Supplied entries Start Marker

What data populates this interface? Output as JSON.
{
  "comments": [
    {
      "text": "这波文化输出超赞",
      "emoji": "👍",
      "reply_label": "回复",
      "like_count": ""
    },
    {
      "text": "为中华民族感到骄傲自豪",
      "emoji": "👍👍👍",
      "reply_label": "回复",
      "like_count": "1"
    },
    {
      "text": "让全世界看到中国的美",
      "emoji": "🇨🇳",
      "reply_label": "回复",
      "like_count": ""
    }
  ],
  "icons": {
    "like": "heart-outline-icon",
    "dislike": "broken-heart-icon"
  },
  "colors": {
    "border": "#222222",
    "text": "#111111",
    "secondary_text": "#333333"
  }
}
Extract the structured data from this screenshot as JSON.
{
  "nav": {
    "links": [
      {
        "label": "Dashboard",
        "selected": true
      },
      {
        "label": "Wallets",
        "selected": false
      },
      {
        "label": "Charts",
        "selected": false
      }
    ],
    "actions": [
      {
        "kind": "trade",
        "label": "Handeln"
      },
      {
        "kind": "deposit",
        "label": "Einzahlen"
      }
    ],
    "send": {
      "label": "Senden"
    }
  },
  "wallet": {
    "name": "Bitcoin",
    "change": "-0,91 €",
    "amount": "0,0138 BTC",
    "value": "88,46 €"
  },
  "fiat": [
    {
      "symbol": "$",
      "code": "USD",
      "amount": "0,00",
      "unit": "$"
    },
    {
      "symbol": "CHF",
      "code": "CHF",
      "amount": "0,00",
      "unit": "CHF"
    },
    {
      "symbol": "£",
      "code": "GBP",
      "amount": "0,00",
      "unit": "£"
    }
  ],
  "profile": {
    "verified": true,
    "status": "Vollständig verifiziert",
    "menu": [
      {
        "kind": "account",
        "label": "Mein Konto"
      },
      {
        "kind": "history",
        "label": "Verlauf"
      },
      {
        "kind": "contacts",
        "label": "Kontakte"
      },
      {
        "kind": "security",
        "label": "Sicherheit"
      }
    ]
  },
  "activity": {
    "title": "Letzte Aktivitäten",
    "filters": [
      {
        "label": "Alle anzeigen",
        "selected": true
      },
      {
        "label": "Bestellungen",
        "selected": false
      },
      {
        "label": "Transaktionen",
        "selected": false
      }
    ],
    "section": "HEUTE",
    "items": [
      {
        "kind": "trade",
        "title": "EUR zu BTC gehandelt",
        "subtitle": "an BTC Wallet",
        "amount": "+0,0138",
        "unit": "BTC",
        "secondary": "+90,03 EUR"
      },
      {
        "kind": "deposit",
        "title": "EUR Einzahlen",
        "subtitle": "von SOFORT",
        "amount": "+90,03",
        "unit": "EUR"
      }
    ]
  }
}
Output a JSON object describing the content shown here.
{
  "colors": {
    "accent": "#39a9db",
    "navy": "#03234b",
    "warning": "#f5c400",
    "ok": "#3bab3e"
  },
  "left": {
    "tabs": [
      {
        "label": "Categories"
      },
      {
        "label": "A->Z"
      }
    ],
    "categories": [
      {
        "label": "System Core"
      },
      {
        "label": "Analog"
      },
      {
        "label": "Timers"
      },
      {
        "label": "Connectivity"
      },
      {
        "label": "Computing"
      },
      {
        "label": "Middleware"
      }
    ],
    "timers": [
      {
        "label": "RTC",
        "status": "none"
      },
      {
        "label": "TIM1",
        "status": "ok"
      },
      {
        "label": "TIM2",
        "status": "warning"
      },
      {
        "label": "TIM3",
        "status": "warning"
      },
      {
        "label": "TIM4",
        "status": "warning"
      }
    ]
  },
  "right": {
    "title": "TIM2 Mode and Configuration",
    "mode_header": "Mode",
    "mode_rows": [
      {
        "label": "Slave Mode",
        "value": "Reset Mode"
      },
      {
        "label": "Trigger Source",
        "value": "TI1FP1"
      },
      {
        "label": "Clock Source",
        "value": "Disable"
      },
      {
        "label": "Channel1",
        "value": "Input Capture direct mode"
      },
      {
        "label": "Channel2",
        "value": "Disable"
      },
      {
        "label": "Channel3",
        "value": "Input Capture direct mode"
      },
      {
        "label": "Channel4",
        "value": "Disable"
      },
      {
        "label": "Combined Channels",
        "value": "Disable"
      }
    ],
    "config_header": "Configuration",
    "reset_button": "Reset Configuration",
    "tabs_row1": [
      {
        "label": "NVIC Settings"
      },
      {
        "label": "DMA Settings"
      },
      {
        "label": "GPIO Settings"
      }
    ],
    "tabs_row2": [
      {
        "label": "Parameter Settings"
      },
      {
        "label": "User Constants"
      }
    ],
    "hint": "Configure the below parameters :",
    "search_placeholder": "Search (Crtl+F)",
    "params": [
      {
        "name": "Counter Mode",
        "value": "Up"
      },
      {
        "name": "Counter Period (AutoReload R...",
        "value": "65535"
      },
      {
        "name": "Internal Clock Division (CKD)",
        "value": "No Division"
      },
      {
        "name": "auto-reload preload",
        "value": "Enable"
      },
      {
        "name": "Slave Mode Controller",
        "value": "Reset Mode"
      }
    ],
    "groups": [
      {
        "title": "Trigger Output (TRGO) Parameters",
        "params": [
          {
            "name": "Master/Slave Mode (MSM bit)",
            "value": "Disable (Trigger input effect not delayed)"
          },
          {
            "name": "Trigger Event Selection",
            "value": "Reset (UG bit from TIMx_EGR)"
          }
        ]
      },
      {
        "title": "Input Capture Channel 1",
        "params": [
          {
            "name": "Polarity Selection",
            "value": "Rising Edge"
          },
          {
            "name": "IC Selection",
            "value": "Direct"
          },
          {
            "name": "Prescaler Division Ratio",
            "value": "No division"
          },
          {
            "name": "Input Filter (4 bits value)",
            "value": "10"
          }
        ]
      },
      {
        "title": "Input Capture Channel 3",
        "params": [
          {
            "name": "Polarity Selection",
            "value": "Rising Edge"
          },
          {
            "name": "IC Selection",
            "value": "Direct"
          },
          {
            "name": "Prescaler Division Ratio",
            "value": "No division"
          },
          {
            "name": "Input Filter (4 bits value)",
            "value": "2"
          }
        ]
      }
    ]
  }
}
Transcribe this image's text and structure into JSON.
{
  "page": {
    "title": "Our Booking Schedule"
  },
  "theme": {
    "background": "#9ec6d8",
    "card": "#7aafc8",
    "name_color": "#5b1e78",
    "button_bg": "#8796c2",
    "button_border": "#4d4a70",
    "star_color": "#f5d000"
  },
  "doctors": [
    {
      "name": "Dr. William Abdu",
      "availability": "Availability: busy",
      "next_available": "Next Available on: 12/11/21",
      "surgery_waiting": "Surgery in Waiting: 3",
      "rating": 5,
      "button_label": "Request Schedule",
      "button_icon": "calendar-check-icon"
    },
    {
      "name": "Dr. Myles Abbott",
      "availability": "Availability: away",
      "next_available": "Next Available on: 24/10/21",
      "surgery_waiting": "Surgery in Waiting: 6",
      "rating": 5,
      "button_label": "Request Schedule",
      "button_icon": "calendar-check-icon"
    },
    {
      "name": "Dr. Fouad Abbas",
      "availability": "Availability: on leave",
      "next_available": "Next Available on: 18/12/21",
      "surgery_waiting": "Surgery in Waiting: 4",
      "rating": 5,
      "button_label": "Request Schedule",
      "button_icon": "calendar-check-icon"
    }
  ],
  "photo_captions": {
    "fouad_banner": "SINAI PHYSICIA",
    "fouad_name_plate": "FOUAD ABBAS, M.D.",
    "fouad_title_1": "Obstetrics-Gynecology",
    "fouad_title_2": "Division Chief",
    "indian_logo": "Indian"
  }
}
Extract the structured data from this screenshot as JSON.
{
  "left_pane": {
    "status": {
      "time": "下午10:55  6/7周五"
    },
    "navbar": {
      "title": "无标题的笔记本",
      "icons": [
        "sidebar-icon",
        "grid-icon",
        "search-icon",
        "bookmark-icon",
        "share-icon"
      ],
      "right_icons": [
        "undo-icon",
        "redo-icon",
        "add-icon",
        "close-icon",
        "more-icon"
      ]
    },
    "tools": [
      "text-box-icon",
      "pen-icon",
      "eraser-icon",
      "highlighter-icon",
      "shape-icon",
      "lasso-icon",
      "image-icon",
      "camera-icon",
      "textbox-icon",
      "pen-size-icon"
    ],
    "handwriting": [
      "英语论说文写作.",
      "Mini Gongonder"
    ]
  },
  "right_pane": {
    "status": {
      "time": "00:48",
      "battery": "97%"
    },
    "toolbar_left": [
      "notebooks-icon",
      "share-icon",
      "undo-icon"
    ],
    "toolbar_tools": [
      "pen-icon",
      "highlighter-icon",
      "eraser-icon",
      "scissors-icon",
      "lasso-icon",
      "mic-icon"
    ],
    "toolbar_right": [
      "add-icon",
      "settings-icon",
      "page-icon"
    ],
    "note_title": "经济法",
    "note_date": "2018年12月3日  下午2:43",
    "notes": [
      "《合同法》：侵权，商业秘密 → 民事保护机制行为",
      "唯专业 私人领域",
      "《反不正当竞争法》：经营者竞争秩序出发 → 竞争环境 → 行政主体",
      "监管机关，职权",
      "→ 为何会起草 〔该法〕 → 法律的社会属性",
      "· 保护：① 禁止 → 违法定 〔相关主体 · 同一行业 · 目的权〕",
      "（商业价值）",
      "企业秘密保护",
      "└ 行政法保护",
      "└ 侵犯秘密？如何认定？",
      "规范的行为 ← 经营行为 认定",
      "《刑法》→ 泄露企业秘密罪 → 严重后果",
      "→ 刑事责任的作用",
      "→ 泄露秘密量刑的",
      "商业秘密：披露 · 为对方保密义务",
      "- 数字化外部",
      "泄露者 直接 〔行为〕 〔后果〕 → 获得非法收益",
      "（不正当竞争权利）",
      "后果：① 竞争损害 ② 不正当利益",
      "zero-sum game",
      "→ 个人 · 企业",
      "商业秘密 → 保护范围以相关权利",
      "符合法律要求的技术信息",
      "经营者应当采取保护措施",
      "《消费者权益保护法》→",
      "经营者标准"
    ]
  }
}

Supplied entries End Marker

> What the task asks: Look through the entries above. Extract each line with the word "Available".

> Exercise solution:
      "next_available": "Next Available on: 12/11/21",
      "next_available": "Next Available on: 24/10/21",
      "next_available": "Next Available on: 18/12/21",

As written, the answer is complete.